▶ Required action:
Check every line of the data below for the string "screenshot", and copy the ones that hold it.

▶ Records to process:
........

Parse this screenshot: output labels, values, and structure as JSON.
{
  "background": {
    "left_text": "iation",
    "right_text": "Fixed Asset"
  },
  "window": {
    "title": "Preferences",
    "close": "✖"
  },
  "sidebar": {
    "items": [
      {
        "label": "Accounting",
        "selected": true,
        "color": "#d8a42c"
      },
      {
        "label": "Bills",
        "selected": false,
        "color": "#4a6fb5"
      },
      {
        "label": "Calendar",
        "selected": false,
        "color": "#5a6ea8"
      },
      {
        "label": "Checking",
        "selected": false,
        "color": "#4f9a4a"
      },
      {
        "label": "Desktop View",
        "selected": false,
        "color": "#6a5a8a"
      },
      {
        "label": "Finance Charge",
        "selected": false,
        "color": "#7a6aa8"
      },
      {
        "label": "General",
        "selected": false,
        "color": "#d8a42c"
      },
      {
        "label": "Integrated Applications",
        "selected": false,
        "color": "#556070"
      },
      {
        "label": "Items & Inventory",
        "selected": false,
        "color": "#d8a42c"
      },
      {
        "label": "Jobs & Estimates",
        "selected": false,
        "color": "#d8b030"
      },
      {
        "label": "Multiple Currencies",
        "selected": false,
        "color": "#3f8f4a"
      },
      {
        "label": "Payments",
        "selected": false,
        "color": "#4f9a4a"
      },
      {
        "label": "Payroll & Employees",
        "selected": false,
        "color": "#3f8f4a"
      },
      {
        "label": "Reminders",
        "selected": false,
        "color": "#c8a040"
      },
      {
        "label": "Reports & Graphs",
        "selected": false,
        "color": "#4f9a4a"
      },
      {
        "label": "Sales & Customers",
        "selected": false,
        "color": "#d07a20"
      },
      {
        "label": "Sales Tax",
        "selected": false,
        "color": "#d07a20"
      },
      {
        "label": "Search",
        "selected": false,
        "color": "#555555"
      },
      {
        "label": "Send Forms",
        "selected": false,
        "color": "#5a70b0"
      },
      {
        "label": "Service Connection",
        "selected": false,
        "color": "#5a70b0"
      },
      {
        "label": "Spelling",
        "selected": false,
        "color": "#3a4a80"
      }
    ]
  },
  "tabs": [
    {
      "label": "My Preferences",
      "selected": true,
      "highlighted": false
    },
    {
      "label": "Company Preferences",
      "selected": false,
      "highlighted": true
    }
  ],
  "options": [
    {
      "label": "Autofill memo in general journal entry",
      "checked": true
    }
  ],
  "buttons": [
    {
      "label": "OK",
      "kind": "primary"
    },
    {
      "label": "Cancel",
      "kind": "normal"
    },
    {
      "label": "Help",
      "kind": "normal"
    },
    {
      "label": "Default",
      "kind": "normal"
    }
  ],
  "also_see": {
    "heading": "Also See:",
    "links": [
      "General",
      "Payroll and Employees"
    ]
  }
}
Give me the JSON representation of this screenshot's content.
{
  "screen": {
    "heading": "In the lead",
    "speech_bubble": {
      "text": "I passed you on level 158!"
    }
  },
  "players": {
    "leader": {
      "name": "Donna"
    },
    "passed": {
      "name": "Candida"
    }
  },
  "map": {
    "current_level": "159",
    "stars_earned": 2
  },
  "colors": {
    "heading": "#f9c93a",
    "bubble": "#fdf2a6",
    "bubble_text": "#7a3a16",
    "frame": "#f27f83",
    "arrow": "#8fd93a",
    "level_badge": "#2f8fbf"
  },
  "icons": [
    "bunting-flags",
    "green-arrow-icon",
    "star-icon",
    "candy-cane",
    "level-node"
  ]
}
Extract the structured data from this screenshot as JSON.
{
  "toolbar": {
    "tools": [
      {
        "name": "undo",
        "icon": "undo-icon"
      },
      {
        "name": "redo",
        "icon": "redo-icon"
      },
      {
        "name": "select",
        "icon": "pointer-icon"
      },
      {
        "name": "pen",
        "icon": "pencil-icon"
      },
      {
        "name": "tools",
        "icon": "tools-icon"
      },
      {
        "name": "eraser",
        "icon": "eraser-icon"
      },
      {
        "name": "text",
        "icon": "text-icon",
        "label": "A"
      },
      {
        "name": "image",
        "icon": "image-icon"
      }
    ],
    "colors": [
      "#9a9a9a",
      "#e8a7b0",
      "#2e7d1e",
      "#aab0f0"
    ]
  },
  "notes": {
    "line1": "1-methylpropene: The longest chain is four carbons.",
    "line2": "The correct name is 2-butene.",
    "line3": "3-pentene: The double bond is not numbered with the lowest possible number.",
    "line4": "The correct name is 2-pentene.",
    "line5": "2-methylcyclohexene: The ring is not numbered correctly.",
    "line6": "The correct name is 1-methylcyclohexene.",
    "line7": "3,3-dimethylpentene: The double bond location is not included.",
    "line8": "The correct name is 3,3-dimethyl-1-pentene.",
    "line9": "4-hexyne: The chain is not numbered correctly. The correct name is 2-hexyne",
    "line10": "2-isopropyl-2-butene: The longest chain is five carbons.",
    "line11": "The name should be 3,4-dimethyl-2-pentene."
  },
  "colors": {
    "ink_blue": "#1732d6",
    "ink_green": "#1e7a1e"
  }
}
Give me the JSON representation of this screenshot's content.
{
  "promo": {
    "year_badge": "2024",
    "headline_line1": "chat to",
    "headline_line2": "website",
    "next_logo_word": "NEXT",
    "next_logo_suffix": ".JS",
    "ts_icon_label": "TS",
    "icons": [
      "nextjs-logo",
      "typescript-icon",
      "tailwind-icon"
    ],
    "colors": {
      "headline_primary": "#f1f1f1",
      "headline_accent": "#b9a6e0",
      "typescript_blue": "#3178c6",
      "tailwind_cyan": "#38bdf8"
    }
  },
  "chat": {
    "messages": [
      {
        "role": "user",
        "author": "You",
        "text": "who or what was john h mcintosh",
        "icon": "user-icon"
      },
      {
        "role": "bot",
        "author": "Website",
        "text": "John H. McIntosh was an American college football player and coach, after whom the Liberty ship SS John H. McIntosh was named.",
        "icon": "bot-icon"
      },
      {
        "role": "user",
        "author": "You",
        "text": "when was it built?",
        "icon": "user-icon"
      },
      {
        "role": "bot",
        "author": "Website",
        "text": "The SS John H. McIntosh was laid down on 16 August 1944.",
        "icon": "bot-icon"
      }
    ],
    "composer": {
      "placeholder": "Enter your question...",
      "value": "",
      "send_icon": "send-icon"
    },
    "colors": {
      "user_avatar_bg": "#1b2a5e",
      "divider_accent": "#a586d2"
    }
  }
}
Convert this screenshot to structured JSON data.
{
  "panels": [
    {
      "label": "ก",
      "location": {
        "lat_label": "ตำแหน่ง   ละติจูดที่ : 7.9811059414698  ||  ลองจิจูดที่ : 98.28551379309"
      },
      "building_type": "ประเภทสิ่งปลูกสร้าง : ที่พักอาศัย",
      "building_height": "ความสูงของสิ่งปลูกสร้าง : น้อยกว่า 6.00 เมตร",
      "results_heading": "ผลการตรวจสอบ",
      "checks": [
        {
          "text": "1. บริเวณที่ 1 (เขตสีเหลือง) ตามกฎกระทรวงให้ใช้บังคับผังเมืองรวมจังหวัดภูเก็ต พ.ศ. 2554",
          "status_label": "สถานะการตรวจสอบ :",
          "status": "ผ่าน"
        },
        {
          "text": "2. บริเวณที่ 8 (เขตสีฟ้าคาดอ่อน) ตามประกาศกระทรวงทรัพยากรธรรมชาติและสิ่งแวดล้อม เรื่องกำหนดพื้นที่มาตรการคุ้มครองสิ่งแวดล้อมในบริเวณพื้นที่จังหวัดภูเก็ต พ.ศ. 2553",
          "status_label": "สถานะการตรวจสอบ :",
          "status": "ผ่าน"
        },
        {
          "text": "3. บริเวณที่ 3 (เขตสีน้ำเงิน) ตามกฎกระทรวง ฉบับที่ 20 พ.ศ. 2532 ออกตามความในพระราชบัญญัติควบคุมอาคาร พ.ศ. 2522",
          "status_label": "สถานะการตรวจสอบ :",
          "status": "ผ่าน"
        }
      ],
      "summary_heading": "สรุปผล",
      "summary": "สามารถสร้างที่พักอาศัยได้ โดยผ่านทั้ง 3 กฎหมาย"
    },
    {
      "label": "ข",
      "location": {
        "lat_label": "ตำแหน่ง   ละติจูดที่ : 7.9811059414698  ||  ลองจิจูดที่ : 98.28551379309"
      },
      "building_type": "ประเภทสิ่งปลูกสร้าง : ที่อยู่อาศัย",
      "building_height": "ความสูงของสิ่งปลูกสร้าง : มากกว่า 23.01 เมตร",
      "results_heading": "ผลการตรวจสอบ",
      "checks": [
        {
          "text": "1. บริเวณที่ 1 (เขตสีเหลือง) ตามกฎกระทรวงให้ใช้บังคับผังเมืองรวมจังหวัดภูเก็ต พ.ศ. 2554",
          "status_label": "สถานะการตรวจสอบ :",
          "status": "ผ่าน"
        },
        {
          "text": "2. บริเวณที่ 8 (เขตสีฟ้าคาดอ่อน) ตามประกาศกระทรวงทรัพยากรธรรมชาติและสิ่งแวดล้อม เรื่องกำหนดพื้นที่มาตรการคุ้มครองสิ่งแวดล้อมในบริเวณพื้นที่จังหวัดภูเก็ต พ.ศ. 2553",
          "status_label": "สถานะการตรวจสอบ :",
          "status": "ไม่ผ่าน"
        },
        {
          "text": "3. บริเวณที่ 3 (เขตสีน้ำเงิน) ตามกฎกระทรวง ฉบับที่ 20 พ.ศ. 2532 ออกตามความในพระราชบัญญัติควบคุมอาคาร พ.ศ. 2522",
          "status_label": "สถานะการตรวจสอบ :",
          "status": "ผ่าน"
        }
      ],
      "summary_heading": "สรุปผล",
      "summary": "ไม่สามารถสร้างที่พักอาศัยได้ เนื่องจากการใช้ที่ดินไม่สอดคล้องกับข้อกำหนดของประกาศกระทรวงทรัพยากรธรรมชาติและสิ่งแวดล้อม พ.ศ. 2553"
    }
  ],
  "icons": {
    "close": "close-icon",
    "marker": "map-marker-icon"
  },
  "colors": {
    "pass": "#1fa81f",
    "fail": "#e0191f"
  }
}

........

▶ Written response:
Parse this screenshot: output labels, values, and structure as JSON.
Give me the JSON representation of this screenshot's content.
Extract the structured data from this screenshot as JSON.
Give me the JSON representation of this screenshot's content.
Convert this screenshot to structured JSON data.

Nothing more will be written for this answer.